The Internal Revenue Service (“IRS”) has recently updated its guidance regarding which employers are considered eligible to receive the Employee Retention Credit (“ERC”), specifically regarding employers pursuing the credit as a result of supply chain disruptions.

Eligibility Based on Supply Chain Disruptions

In general, previous IRS guidance stated that an employer may pursue the ERC if they experienced a full or partial suspension of operations due to disruptions in their suppliers’ operations. Recent IRS guidance further states that using supplier disruption as the basis for the ERC is a “narrow, limited exception” – applicable to employers that fully or partially suspended their business operations because suppliers who provided critical goods or materials to the employer were themselves fully or partially suspended due to governmental orders.

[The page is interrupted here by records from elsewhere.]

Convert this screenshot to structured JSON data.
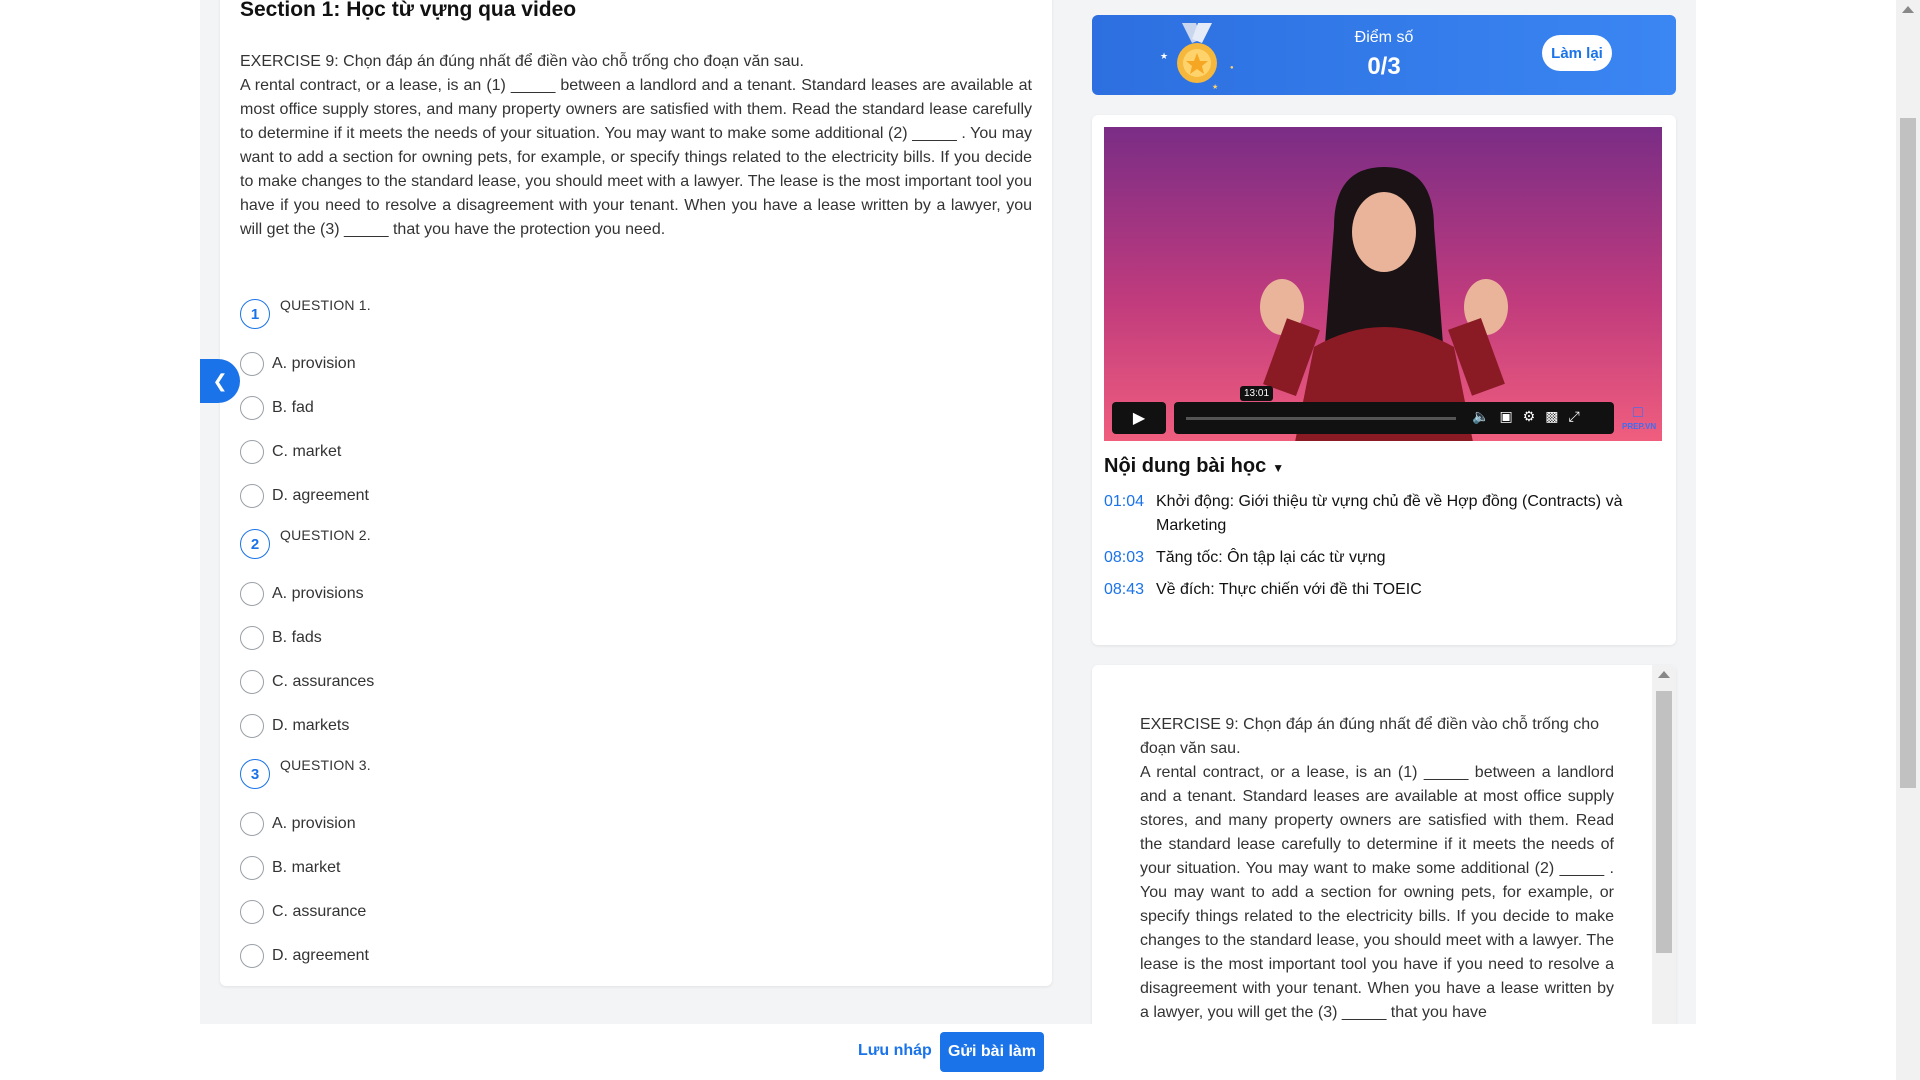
{
  "section": {
    "title": "Section 1: Học từ vựng qua video"
  },
  "exercise": {
    "heading": "EXERCISE 9: Chọn đáp án đúng nhất để điền vào chỗ trống cho đoạn văn sau.",
    "passage": "A rental contract, or a lease, is an (1) _____ between a landlord and a tenant. Standard leases are available at most office supply stores, and many property owners are satisfied with them. Read the standard lease carefully to determine if it meets the needs of your situation. You may want to make some additional (2) _____ . You may want to add a section for owning pets, for example, or specify things related to the electricity bills. If you decide to make changes to the standard lease, you should meet with a lawyer. The lease is the most important tool you have if you need to resolve a disagreement with your tenant. When you have a lease written by a lawyer, you will get the (3) _____ that you have the protection you need."
  },
  "questions": [
    {
      "number": "1",
      "label": "QUESTION 1.",
      "options": [
        "A. provision",
        "B. fad",
        "C. market",
        "D. agreement"
      ]
    },
    {
      "number": "2",
      "label": "QUESTION 2.",
      "options": [
        "A. provisions",
        "B. fads",
        "C. assurances",
        "D. markets"
      ]
    },
    {
      "number": "3",
      "label": "QUESTION 3.",
      "options": [
        "A. provision",
        "B. market",
        "C. assurance",
        "D. agreement"
      ]
    }
  ],
  "score": {
    "label": "Điểm số",
    "value": "0/3",
    "retry_label": "Làm lại"
  },
  "video": {
    "timestamp_tooltip": "13:01",
    "brand": "PREP.VN"
  },
  "contents": {
    "title": "Nội dung bài học",
    "chapters": [
      {
        "time": "01:04",
        "title": "Khởi động: Giới thiệu từ vựng chủ đề về Hợp đồng (Contracts) và Marketing"
      },
      {
        "time": "08:03",
        "title": "Tăng tốc: Ôn tập lại các từ vựng"
      },
      {
        "time": "08:43",
        "title": "Về đích: Thực chiến với đề thi TOEIC"
      }
    ]
  },
  "reading": {
    "heading": "EXERCISE 9: Chọn đáp án đúng nhất để điền vào chỗ trống cho đoạn văn sau.",
    "passage": "A rental contract, or a lease, is an (1) _____ between a landlord and a tenant. Standard leases are available at most office supply stores, and many property owners are satisfied with them. Read the standard lease carefully to determine if it meets the needs of your situation. You may want to make some additional (2) _____ . You may want to add a section for owning pets, for example, or specify things related to the electricity bills. If you decide to make changes to the standard lease, you should meet with a lawyer. The lease is the most important tool you have if you need to resolve a disagreement with your tenant. When you have a lease written by a lawyer, you will get the (3) _____ that you have"
  },
  "footer": {
    "save_draft_label": "Lưu nháp",
    "submit_label": "Gửi bài làm"
  },
  "colors": {
    "accent": "#1a73e8",
    "banner": "#2d6fe0"
  }
}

If the supplier’s full or partial suspension prevented the supplier from delivering critical goods or materials to the employer, and the resulting disruption to the employer’s business rises to the level of a full or partial suspension of operations, the employer may be eligible for the ERC based on supply chain disruptions. In relying upon such disruptions, the IRS directs the employer to substantiate its eligibility through proper and adequate documentation of numerous factors, including governmental orders that the supplier was subject to.

Additional key takeaways from the updated IRS guidance include:

  • The applicable governmental order must be the cause, not simply a contributing factor, to the full or partial suspension of the supplier’s operations;
  • A delay in the receipt of goods or a shortage of goods may not rise to the level of a full or partial suspension of operations (for example, stating that necessary goods were stuck in the ports is, by itself, potentially an insufficient basis for pursuing the ERC as a result of supply chain disruptions); and
  • Significantly increased costs to obtain the same goods or materials from an alternative supplier may not be sufficient to establish a full or partial suspension of operations. In short, were there other alternatives to obtain the same goods?

Determining Your Eligibility

Determining your eligibility for ERC requires highly nuanced and detailed analysis. Filing an improper ERC claim could require the employer to pay back the credit, and subject the employer to additional penalties and interest. Dvorak Law Group and its team of experienced professionals are available to review your documentation and applicable governmental orders and provide our analysis of your potential eligibility.


Dave MayerDave Mayer  

Office: 402.933.9419


Seth MoenSeth Moen

Office: 402.933.3079